But the business case for supporting fintech is broader than one service. Fintech makes it possible to make better bets while reaching more markets with more products. By analyzing digital footprints, financial institutions can know their customers, understand their needs and confirm their identities. And by analyzing phone usage, social media, and other sources of Big Data, innovators can develop sophisticated profiles of the people who are left out of the current system. Today, these individuals are invisible; with alternative data and the algorithms to analyze it, we can make 2 billion people visible. The Internet of Things even makes it possible to create pay-as-you-go mechanisms that can dramatically expand markets and financing for services in remote areas.
Apart from the business case, by innovating, Latin American MFIs can reaffirm their commitment to promoting economic and social development. Despite the considerable contributions that Latin American MFIs have made advancing financial inclusion, too many in the region are still left out of the world’s formal economy. Roughly 210 million people across Latin America don’t have a bank account. That’s too many people for a region that others see as an example for inclusive finance. Many MFIs throughout Latin America were created to promote access to financial services. It’s up to their boards of directors and staff to live up to this mission, rather than grow complacent.
Fortunately, there are a number of ways for regulators, management, and investors to address these challenges and promote innovation.
Regulators should follow the Economist Intelligence Unit’s Microscope, an annual ranking and review of 55 countries’ policy for financial inclusion. Created by the IDB, the Microscope helps regulators adopt effective legislation.

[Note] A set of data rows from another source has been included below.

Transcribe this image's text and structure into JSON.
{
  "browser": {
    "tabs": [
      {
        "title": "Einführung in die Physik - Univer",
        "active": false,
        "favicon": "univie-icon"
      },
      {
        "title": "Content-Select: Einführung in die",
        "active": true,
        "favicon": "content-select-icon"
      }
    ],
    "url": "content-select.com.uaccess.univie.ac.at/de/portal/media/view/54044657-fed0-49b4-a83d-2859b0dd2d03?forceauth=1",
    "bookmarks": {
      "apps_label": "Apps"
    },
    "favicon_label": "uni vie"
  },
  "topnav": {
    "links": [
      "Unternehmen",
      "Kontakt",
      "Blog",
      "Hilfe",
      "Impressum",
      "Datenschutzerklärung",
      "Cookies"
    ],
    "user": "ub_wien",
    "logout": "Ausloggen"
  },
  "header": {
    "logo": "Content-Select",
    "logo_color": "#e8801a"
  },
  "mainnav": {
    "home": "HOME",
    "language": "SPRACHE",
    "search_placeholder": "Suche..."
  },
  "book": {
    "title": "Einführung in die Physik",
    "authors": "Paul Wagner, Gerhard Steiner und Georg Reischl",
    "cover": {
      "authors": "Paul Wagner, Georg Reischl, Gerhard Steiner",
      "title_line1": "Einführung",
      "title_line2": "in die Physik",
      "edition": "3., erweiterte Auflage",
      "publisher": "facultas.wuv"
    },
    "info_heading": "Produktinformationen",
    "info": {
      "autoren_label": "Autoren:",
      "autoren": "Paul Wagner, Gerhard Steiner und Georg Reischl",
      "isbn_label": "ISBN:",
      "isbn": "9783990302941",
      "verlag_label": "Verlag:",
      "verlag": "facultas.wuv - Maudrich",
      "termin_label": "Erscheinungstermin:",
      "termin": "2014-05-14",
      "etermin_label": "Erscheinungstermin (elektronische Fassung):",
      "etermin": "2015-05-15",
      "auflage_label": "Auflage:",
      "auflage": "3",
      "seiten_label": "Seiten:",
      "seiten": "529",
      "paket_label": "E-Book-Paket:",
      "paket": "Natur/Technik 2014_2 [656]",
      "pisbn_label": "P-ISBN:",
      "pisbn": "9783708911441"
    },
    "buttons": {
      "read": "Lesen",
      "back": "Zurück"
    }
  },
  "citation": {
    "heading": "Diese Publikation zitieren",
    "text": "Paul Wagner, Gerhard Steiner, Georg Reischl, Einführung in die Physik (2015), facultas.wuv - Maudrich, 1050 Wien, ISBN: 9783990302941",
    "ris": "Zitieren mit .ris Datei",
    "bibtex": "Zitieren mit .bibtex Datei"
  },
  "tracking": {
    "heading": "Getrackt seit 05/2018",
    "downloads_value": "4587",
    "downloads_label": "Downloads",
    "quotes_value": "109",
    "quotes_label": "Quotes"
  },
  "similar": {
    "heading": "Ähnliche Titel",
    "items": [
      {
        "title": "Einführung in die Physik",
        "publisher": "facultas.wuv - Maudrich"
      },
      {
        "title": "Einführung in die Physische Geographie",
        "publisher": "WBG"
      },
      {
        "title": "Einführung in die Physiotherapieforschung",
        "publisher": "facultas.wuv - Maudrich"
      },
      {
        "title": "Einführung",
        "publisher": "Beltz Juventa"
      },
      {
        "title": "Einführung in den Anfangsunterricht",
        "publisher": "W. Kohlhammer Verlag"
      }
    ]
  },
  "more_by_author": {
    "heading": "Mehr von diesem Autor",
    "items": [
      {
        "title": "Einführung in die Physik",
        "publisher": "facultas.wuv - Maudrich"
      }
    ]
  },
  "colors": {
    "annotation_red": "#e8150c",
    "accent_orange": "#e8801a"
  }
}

During this week’s IDB-IIC Annual Meeting, policymakers should discuss the Microscope’s recommendations, and consider how to enable partnerships between MFIs and startups. These relationships benefit both: startups can use MFIs’ banking licenses, and through partnerships, MFIs can refresh their brands while reaching new customers.
Management should harness technology, which can reduce the time, effort, and cost of enrolling and servicing clients. A recent study of MFIs’ usage of digital financial services found that institutions using technology in the field saw increased revenue as a result of enhanced efficiencies, cost savings resulting from the elimination of paperwork, reduced fraud, and improved client service.
Shareholders should influence their investments to embrace innovation. By challenging management to pursue new opportunities, they can help ensure the future well-being of Latin American MFIs, and ultimately assist more people and businesses access and benefit from the financial services that they need to build better lives.
Diana Taylor is the Vice Chair of Solera Capital LLC and Chair of financial inclusion pioneer Accion’s Board of Directors